# Task directions
Please output all the entries word for word, without the pictures.

[Data records]
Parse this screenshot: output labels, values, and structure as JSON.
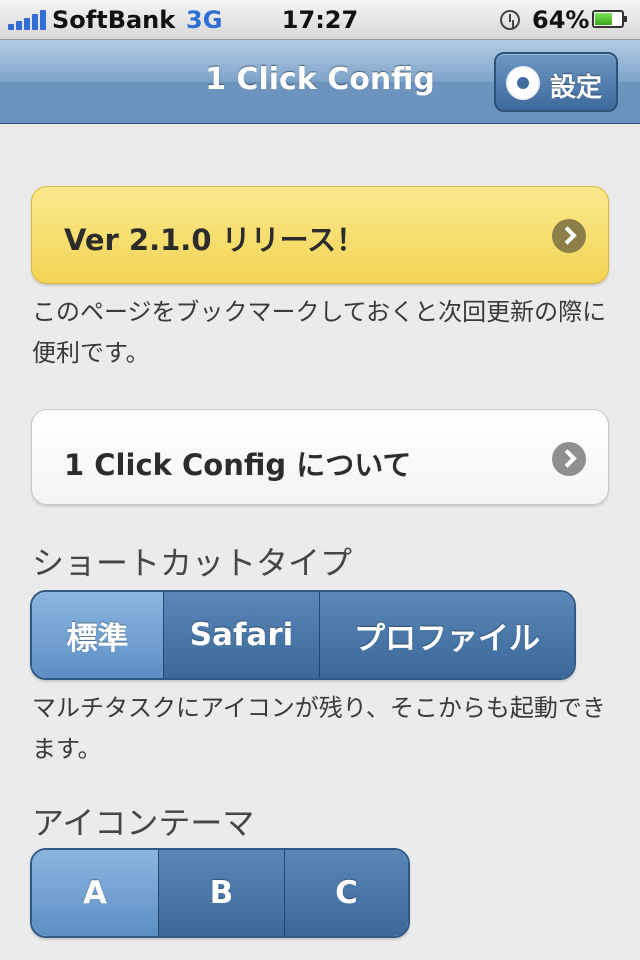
{
  "status_bar": {
    "carrier": "SoftBank",
    "network": "3G",
    "time": "17:27",
    "battery": "64%",
    "battery_level": 0.64,
    "signal_icon": "signal-bars-icon",
    "alarm_icon": "alarm-clock-icon"
  },
  "nav": {
    "title": "1 Click Config",
    "settings_label": "設定",
    "settings_icon": "gear-icon"
  },
  "release_banner": {
    "label": "Ver 2.1.0 リリース！",
    "note": "このページをブックマークしておくと次回更新の際に便利です。"
  },
  "about": {
    "label": "1 Click Config について"
  },
  "shortcut_type": {
    "heading": "ショートカットタイプ",
    "options": [
      "標準",
      "Safari",
      "プロファイル"
    ],
    "selected": "標準",
    "note": "マルチタスクにアイコンが残り、そこからも起動できます。"
  },
  "icon_theme": {
    "heading": "アイコンテーマ",
    "options": [
      "A",
      "B",
      "C"
    ],
    "selected": "A"
  },
  "colors": {
    "accent_blue": "#3a6898",
    "selected_blue": "#6e9fd2",
    "banner_yellow": "#f6de6c"
  }
}
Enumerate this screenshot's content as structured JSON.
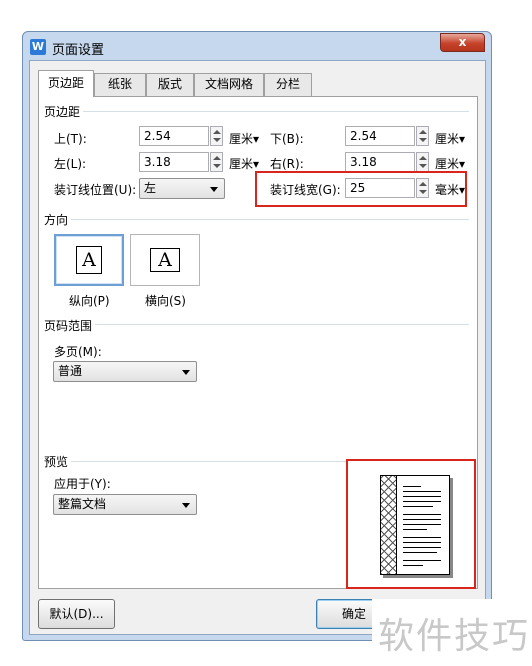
{
  "window": {
    "title": "页面设置",
    "app_icon": "W",
    "close": "x"
  },
  "tabs": [
    {
      "label": "页边距",
      "active": true
    },
    {
      "label": "纸张",
      "active": false
    },
    {
      "label": "版式",
      "active": false
    },
    {
      "label": "文档网格",
      "active": false
    },
    {
      "label": "分栏",
      "active": false
    }
  ],
  "margins": {
    "section": "页边距",
    "top": {
      "label": "上(T):",
      "value": "2.54",
      "unit": "厘米▾"
    },
    "bottom": {
      "label": "下(B):",
      "value": "2.54",
      "unit": "厘米▾"
    },
    "left": {
      "label": "左(L):",
      "value": "3.18",
      "unit": "厘米▾"
    },
    "right": {
      "label": "右(R):",
      "value": "3.18",
      "unit": "厘米▾"
    },
    "gutter_pos": {
      "label": "装订线位置(U):",
      "value": "左"
    },
    "gutter": {
      "label": "装订线宽(G):",
      "value": "25",
      "unit": "毫米▾"
    }
  },
  "orientation": {
    "section": "方向",
    "portrait": {
      "label": "纵向(P)",
      "glyph": "A",
      "selected": true
    },
    "landscape": {
      "label": "横向(S)",
      "glyph": "A",
      "selected": false
    }
  },
  "pages": {
    "section": "页码范围",
    "multi_label": "多页(M):",
    "multi_value": "普通"
  },
  "preview": {
    "section": "预览",
    "apply_label": "应用于(Y):",
    "apply_value": "整篇文档"
  },
  "buttons": {
    "default": "默认(D)...",
    "ok": "确定"
  },
  "watermark": "软件技巧",
  "colors": {
    "highlight": "#d9261c",
    "title_bar": "#c5d8ee",
    "close": "#c7432b"
  }
}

# Written response
Parse this screenshot: output labels, values, and structure as JSON.
{
  "status_bar": {
    "carrier": "SoftBank",
    "network": "3G",
    "time": "17:27",
    "battery": "64%",
    "battery_level": 0.64,
    "signal_icon": "signal-bars-icon",
    "alarm_icon": "alarm-clock-icon"
  },
  "nav": {
    "title": "1 Click Config",
    "settings_label": "設定",
    "settings_icon": "gear-icon"
  },
  "release_banner": {
    "label": "Ver 2.1.0 リリース！",
    "note": "このページをブックマークしておくと次回更新の際に便利です。"
  },
  "about": {
    "label": "1 Click Config について"
  },
  "shortcut_type": {
    "heading": "ショートカットタイプ",
    "options": [
      "標準",
      "Safari",
      "プロファイル"
    ],
    "selected": "標準",
    "note": "マルチタスクにアイコンが残り、そこからも起動できます。"
  },
  "icon_theme": {
    "heading": "アイコンテーマ",
    "options": [
      "A",
      "B",
      "C"
    ],
    "selected": "A"
  },
  "colors": {
    "accent_blue": "#3a6898",
    "selected_blue": "#6e9fd2",
    "banner_yellow": "#f6de6c"
  }
}
Enumerate this screenshot's content as structured JSON.
{
  "window": {
    "title": "页面设置",
    "app_icon": "W",
    "close": "x"
  },
  "tabs": [
    {
      "label": "页边距",
      "active": true
    },
    {
      "label": "纸张",
      "active": false
    },
    {
      "label": "版式",
      "active": false
    },
    {
      "label": "文档网格",
      "active": false
    },
    {
      "label": "分栏",
      "active": false
    }
  ],
  "margins": {
    "section": "页边距",
    "top": {
      "label": "上(T):",
      "value": "2.54",
      "unit": "厘米▾"
    },
    "bottom": {
      "label": "下(B):",
      "value": "2.54",
      "unit": "厘米▾"
    },
    "left": {
      "label": "左(L):",
      "value": "3.18",
      "unit": "厘米▾"
    },
    "right": {
      "label": "右(R):",
      "value": "3.18",
      "unit": "厘米▾"
    },
    "gutter_pos": {
      "label": "装订线位置(U):",
      "value": "左"
    },
    "gutter": {
      "label": "装订线宽(G):",
      "value": "25",
      "unit": "毫米▾"
    }
  },
  "orientation": {
    "section": "方向",
    "portrait": {
      "label": "纵向(P)",
      "glyph": "A",
      "selected": true
    },
    "landscape": {
      "label": "横向(S)",
      "glyph": "A",
      "selected": false
    }
  },
  "pages": {
    "section": "页码范围",
    "multi_label": "多页(M):",
    "multi_value": "普通"
  },
  "preview": {
    "section": "预览",
    "apply_label": "应用于(Y):",
    "apply_value": "整篇文档"
  },
  "buttons": {
    "default": "默认(D)...",
    "ok": "确定"
  },
  "watermark": "软件技巧",
  "colors": {
    "highlight": "#d9261c",
    "title_bar": "#c5d8ee",
    "close": "#c7432b"
  }
}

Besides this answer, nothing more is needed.